Downstairs, I offer the little boys breakfast. Buster answers all my overtures with grunts. Big Man says he isn’t hungry, but I don’t want to send them off with empty bellies. Big Man finally condescends to accept some bread and butter. I’ve got to get these kids off and get myself to work, so I don’t have time to negotiate him into a heartier meal.

I give Buster and pad and pen. I tell him to write what he wants to eat. He doesn’t know how to sound out grunts, so he writes Nothing. It’s spelled right.

I hate to send him to school like this, but he might learn a lesson from a hungry morning. Plus, he spelled Nothing right. It’s too early in the morning not to accept the victories these kids hand me.

This one’s all ready to go. Good work, Dad!

Portraits of the artist as a 1st grader

As of noon yesterday, the school year is officially over. Truth be told, we’ve been phoning it in for a couple weeks now. Even though this June has been cool and wet, the sun still stays up late, and that’s enough to make it feel like summer vacation.

Besides, with all the field trips and special events that end the year, it’s hard for anybody to concentrate on homework or any straggling, late-year tests. The birds in the trees say it’s summer, and who should know these things better than them?

The boys have spent the last week cleaning out their lockers and desks. Our house looks like a paper recycling plant with a year’s worth of schoolwork dumped from their backpacks in daily doses. Most of this rubble of their educations is going straight to the real recycling plant, but there are a few gems that merit saving.

Big Brother is old enough to realize that if he throws it out at school, he doesn’t have to carry it home, so most of the reams of school-year detritus are supplied by Buster. In 1st grade, you dutifully bring it all home, hand it to your parents, and it becomes their problem what to do with it. Your problems are over until fall.

Of all the things Buster brought home in the final cleanout frenzy, this is my favorite.

Nothing quite captures the melancholy passage of time and turns it into a model prisoner like regular self-portraits from elementary school. Here are a few highlights:

He came into 1st grade with the maniacal smile of a comic book villain. He was also suffering from a lack of sleep, or maybe pink eye. The colored pencils had not been distributed yet, so it’s hard to tell.

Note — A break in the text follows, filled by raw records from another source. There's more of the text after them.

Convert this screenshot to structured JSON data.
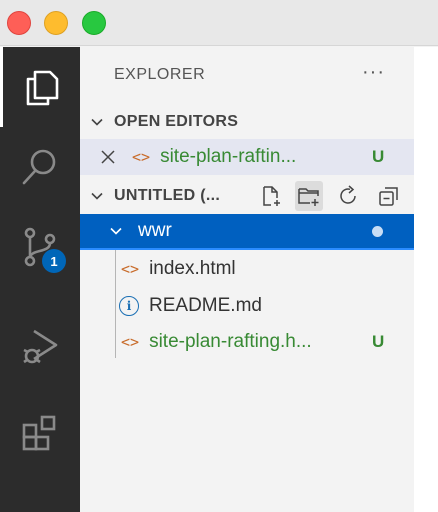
{
  "sidebar": {
    "title": "EXPLORER",
    "more": "···"
  },
  "open_editors": {
    "header": "OPEN EDITORS",
    "items": [
      {
        "icon_text": "<>",
        "name": "site-plan-raftin...",
        "status": "U"
      }
    ]
  },
  "workspace": {
    "header": "UNTITLED (...",
    "folder": "wwr",
    "files": [
      {
        "icon_text": "<>",
        "name": "index.html"
      },
      {
        "icon_text": "i",
        "name": "README.md"
      },
      {
        "icon_text": "<>",
        "name": "site-plan-rafting.h...",
        "status": "U"
      }
    ]
  },
  "activity": {
    "scm_badge": "1"
  }
}
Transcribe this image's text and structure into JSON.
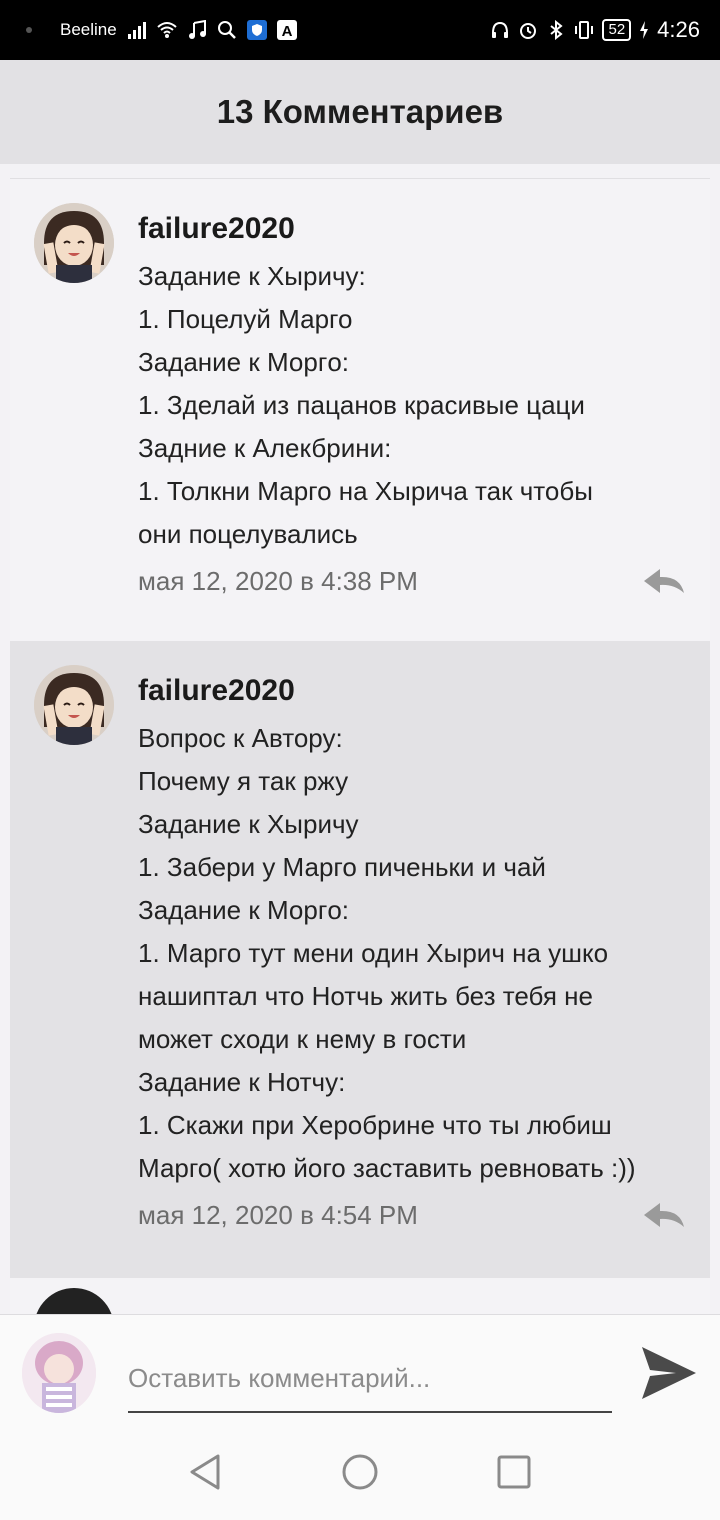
{
  "status_bar": {
    "carrier": "Beeline",
    "battery": "52",
    "time": "4:26"
  },
  "header": {
    "title": "13 Комментариев"
  },
  "comments": [
    {
      "author": "failure2020",
      "lines": [
        "Задание к Хыричу:",
        "1. Поцелуй Марго",
        "Задание к Моргo:",
        "1. Зделай из пацанов красивые цаци",
        "Задние к Алекбрини:",
        "1. Толкни Марго на Хырича так чтобы",
        "они поцелувались"
      ],
      "date": "мая 12, 2020 в 4:38 PM"
    },
    {
      "author": "failure2020",
      "lines": [
        "Вопрос к Автору:",
        "Почему я так ржу",
        "Задание к Хыричу",
        "1. Забери у Марго пиченьки и чай",
        "Задание к Моргo:",
        "1. Марго тут мени один Хырич на ушко",
        "нашиптал что Нотчь жить без тебя не",
        "может сходи к нему в гости",
        "Задание к Нотчу:",
        "1. Скажи при Херобрине что ты любиш",
        "Марго( хотю його заставить ревновать :))"
      ],
      "date": "мая 12, 2020 в 4:54 PM"
    }
  ],
  "composer": {
    "placeholder": "Оставить комментарий..."
  },
  "colors": {
    "header_bg": "#e2e1e4",
    "comment_bg_light": "#f4f3f6",
    "comment_bg_dark": "#e3e2e5",
    "reply_icon": "#9a9a9a",
    "send_icon": "#4a4a4a"
  },
  "icons": [
    "signal-icon",
    "wifi-icon",
    "music-icon",
    "search-icon",
    "shield-icon",
    "font-icon",
    "headphones-icon",
    "alarm-icon",
    "bluetooth-icon",
    "vibrate-icon",
    "charging-icon",
    "reply-icon",
    "send-icon",
    "back-icon",
    "home-icon",
    "recents-icon"
  ]
}
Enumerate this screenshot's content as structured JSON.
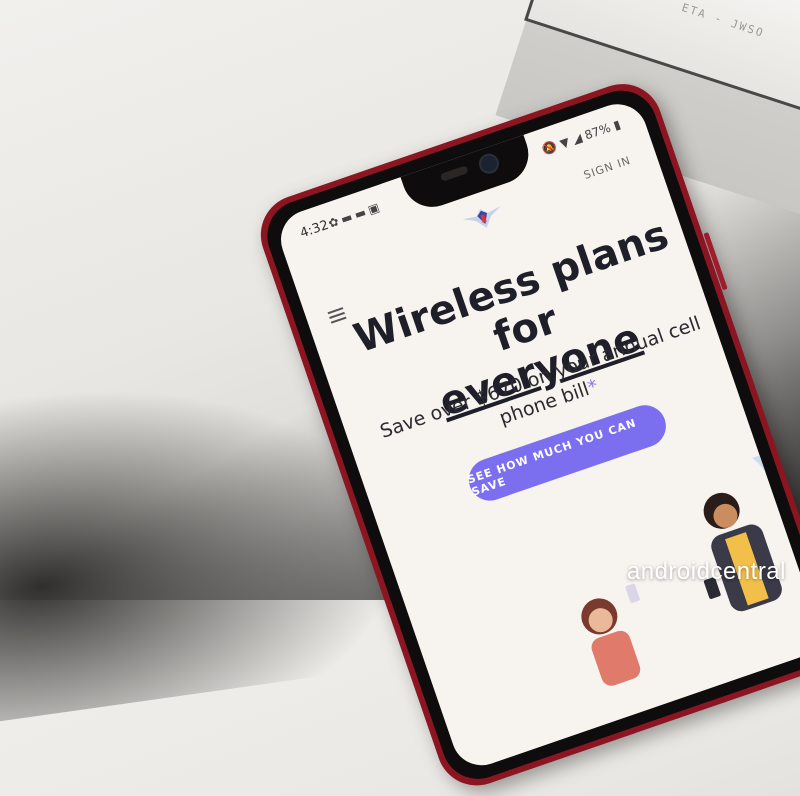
{
  "window": {
    "label": "ETA - JWSO"
  },
  "phone": {
    "status_bar": {
      "time": "4:32",
      "battery": "87%"
    },
    "header": {
      "sign_in": "SIGN IN"
    },
    "headline": {
      "line1": "Wireless plans for",
      "line2": "everyone"
    },
    "subtext": "Save over $670 on your annual cell phone bill",
    "asterisk": "*",
    "cta_label": "SEE HOW MUCH YOU CAN SAVE"
  },
  "watermark": "androidcentral",
  "colors": {
    "phone_body": "#8b1622",
    "cta": "#7b6ff0",
    "screen_bg": "#f7f3ef"
  }
}
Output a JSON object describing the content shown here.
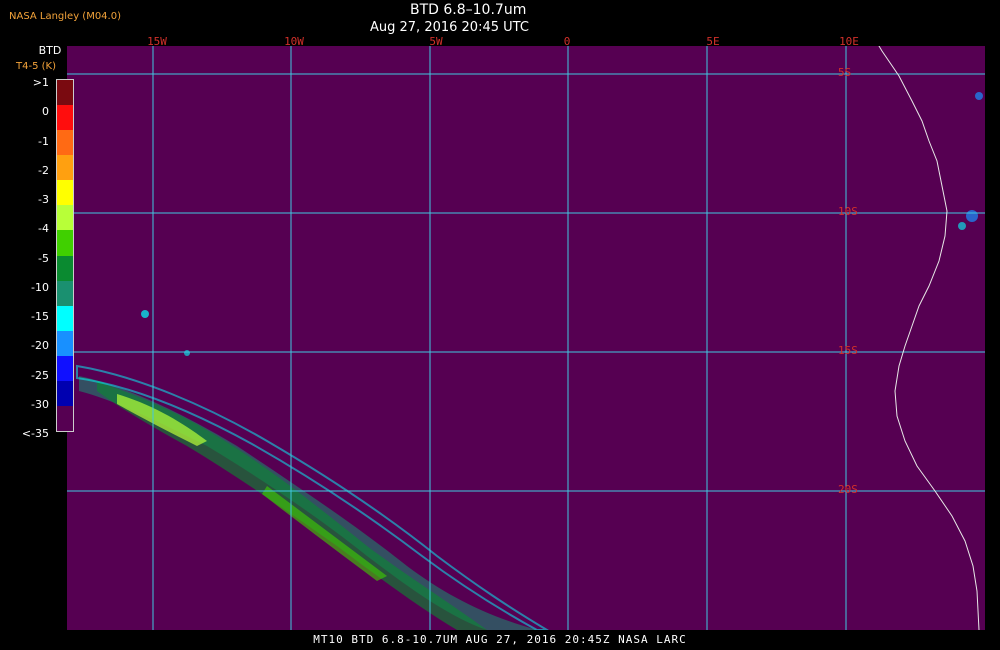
{
  "title": "BTD 6.8–10.7um",
  "subtitle": "Aug 27, 2016 20:45 UTC",
  "credit": "NASA Langley (M04.0)",
  "legend": {
    "title": "BTD",
    "units": "T4-5 (K)",
    "ticks": [
      ">1",
      "0",
      "-1",
      "-2",
      "-3",
      "-4",
      "-5",
      "-10",
      "-15",
      "-20",
      "-25",
      "-30",
      "<-35"
    ],
    "colors": [
      "#7a0a10",
      "#ff0d0d",
      "#ff6a14",
      "#ffa010",
      "#ffff00",
      "#b8ff38",
      "#40d000",
      "#0a8a30",
      "#1a9070",
      "#00ffff",
      "#1890ff",
      "#1010ff",
      "#0000b0",
      "#560052"
    ]
  },
  "lon_labels": [
    "15W",
    "10W",
    "5W",
    "0",
    "5E",
    "10E"
  ],
  "lat_labels": [
    "5S",
    "10S",
    "15S",
    "20S"
  ],
  "footer": "MT10  BTD 6.8-10.7UM  AUG 27, 2016 20:45Z  NASA LARC",
  "colors": {
    "background": "#560052",
    "grid": "#40c8e0",
    "coast": "#e8e8e8",
    "label": "#d2302a"
  }
}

By December he’d gotten his color back. A few months of solid rest made him bright-eyed, and even perhaps a little dilated. In preparation for a cold winter, he’d grown a nice pair of warm eyebrows.

Now, at year’s end, he looks like such a nice boy. He might be a little dizzy, but the end of a long year will do that to you. He’s been crowned and earned a star, which are both great confidence builders for a six-year-old. I struggled to figure out what “6 set” meant for a while before I realized it was his disordered spelling of “best”.  He is the best 1st grade graduate. I wasn’t expecting this, but I’m extremely proud to learn he earned that honor. I’m sorry to all the other 1st grade graduates that they did not win this award, but 2nd grade, and another chance, is right around the corner.

But for now, enjoy the summer, and maybe help Mom and Dad bundle up papers for a trip to the recycling center.